At eleven a slight noise made my heart begin to beat--always a good sign. I went out, and found my mistress by feeling for her, and reassured her by a tender kiss. I brought her in, barricaded the door, and took care to cover up the keyhole to baffle the curious, and, if the worse happened, to avoid a surprise.

On my lighting the candle she seemed uneasy, and said that the light might discover us if anybody came up to the fourth floor.

"That's not likely," I said; "and besides, we can't do without it, for how am I to give you the aroph in the dark?"

"Very good," she replied, "we can put it out afterwards."

Without staying for those preliminary dallyings which are so sweet when one is at ease, we undressed ourselves, and began with all seriousness to play our part, which we did to perfection. We looked like a medical student about to perform an operation, and she like a patient, with this difference that it was the patient who arranged the dressing. When she was ready--that is, when she had placed the aroph as neatly as a skull-cap fits a parson--she put herself in the proper position for the preparation to mix with the semen.

The most laughable part of it all was that we were both as serious as two doctors of divinity.

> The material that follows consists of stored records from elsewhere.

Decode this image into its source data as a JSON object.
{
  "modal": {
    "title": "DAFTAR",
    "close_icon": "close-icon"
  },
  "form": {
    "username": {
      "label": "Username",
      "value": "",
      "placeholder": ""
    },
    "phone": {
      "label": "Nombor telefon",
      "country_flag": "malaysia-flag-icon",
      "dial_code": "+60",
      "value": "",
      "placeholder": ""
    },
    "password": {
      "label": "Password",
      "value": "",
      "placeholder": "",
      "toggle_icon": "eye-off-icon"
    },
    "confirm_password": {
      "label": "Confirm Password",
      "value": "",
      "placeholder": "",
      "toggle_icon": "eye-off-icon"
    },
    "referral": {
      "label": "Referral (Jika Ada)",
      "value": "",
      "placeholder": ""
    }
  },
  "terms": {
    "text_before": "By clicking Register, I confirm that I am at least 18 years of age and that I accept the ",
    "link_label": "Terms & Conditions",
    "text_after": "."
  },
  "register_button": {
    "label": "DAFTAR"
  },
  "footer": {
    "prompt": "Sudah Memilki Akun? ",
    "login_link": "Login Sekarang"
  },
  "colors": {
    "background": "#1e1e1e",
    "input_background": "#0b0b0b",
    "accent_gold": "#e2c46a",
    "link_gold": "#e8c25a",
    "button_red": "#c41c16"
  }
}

When the introduction of the aroph was perfect the timid lady put out the candle, but a few minutes after it had to be lighted again. I told her politely that I was delighted to begin again, and the voice in which I paid her this compliment made us both burst into laughter.

I didn't take so short a time over my second operation as my first, and my sweetheart, who had been a little put out, was now quite at her ease.

Her modesty had now been replaced by confidence, and as she was looking at the aroph fitted in its place, she shewed me with her pretty finger very evident signs of her co-operation in the work. Then with an affectionate air, she asked me if I would not like to rest, as we had still a good deal to do before our work was at an end.

"You see," said I, "that I do not need rest, and I think we had better set to again."

No doubt she found my reason a good one, for, without saying anything, she put herself ready to begin again, and afterwards we took a good long sleep. When I woke up, feeling as fresh as ever, I asked her to try another operation; and after carrying this through successfully, I determined to be guided by her and take care of myself, for we had to reserve our energies for the following nights. So, about four o'clock in the morning she left me, and softly made her way to her room, and at daybreak I left the hotel under the protection of the scullion, who took me by a private door I did not know of.

About noon, after taking an aromatic bath, I went to call on Mdlle. X. C. V., whom I found sitting up in bed as usual, elegantly attired, and with a happy smile on her lips. She spoke at such length on her gratitude, and thanked me so often, that, believing myself, and with good cause, to be her debtor, I began to get impatient.

"Is it possible," I said, "that you do not see how degrading your thanks are to me? They prove that you do not love me, or that if you love me, you think my love less strong than yours."

Our conversation then took a tender turn, and we were about to seal our mutual ardours without troubling about the aroph, when prudence bade us beware. It would not have been safe, and we had plenty of time before us. We contented ourselves with a tender embrace till the night should come.

My situation was a peculiar one, for though I was in love with this charming girl I did not feel in the least ashamed of having deceived her, especially as what I did could have no effect, the place being taken. It was my self-esteem which made me congratulate myself on the sharp practice which had procured me such pleasures. She told me that she was sorry she had denied me when I had asked her before, and said that she felt now that I had good reason to suspect the reality of her love. I did my best to reassure her, and indeed all suspicions on my part would have been but idle thoughts, as I had succeeded beyond all expectation.

Memoirs of Casanova Volume 3b Return To Paris Page 34

Memoirs of Jacques Casanova

Romance Books

Free Books in the public domain from the Classic Literature Library ©

Romance Books
Classic Literature Library

All Pages of This Book